Phyllidiid Suctorial Feeding
We are occasionally fortunate enough to encounter and record a nudibranch feeding, that is, to actually see that they are feeding, because most often the process is hidden from us beneath them. In those instances, with the sponge-feeders, the buccal mass can be seen protruding and pressed against the sponge tissue that is being rasped away by their radula and leaving a scar.
Of course some sponge-feeders don’t have a radula, feeding instead by secreting digestive enzymes upon the sponge tissue and sucking up the liquified tissue – suctorial feeding. These are the porostomes – the Phyllidiidae and Dendrodorididae families of nudibranchs.
This process is definitely hidden from us and requires a little bit of intervention to actually see what is going on underneath them. The following sequence illustrates what was revealed when a large Phyllidiella pustulosa was carefully detached from a sponge upon which it was feeding.
Images recorded on the Gneering Shoals, Sunshine Coast, Queensland, Australia.
(Sometimes, in order to know and record just what is happening the animal has to be removed. I would not suggest the above to be a regular practice as it takes an inordinate amount of time and patience to get phyllidiids to reattach themselves to the substrate.)
David A. Mullins – July 2021
– Brunckhorst, D. J. (1993). The Systematics and Phylogeny of Phyllidiid Nudibranchs (Doridoidea). Records of the Australian Museum, Supplement 16: 1–107.
– Rudman, W. B., (1998). Family Phyllidiidae Pp.1000-1001 in Beesley, P. L., Ross, G. J. B. & Wells, A. (Eds) Mollusca: The Southern Synthesis. Fauna of Australia. Vol.5 CSIRO Publishing, Melbourne, Part B 565-1234 pp.

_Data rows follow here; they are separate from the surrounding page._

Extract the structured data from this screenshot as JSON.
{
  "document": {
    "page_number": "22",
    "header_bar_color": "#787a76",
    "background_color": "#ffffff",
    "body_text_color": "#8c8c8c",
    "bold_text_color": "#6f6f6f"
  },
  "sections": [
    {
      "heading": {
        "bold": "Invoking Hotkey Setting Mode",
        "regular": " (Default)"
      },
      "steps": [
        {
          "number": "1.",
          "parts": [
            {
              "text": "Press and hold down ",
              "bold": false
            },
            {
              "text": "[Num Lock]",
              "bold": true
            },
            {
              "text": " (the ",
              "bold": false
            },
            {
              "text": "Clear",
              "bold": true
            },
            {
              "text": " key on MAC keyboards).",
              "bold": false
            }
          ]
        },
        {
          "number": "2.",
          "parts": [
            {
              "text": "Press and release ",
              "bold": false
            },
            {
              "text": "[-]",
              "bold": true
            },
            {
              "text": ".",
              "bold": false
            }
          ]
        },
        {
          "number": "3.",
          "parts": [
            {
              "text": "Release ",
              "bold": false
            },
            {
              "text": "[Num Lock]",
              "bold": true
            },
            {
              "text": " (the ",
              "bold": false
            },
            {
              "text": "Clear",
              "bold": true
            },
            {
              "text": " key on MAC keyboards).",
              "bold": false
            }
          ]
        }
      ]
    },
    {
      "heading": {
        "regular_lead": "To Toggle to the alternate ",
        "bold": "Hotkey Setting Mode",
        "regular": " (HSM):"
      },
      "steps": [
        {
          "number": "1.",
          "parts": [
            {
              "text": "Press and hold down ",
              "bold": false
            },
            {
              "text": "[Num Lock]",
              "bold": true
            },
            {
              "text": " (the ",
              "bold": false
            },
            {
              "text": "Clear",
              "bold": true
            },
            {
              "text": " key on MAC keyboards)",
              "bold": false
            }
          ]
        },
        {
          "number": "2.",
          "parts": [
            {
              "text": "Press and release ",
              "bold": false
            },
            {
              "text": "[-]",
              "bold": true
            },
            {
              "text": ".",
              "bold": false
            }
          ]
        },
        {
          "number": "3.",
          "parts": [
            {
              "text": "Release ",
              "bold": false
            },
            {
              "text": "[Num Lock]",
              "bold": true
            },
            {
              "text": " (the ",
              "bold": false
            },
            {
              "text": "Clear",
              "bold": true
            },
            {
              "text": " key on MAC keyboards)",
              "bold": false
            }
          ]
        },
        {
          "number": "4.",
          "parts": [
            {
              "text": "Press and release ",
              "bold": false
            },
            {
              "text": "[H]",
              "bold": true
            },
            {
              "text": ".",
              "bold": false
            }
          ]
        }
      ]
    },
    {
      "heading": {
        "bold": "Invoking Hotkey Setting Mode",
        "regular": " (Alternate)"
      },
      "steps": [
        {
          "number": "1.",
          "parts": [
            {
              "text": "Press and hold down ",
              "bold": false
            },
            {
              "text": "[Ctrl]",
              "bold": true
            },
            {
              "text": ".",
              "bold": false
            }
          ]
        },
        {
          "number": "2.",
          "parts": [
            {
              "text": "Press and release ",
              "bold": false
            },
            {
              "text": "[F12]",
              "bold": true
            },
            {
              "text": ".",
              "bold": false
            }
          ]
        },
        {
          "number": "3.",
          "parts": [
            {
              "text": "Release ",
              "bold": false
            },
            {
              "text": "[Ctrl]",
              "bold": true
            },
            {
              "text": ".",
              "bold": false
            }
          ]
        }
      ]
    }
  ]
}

– Mullins, D. A., (2020). Uniquely United But Deceptive Display – The Suctorial Feeding Porostomata Nudibranchs. NudiNotes at www.nudibranchdomain.org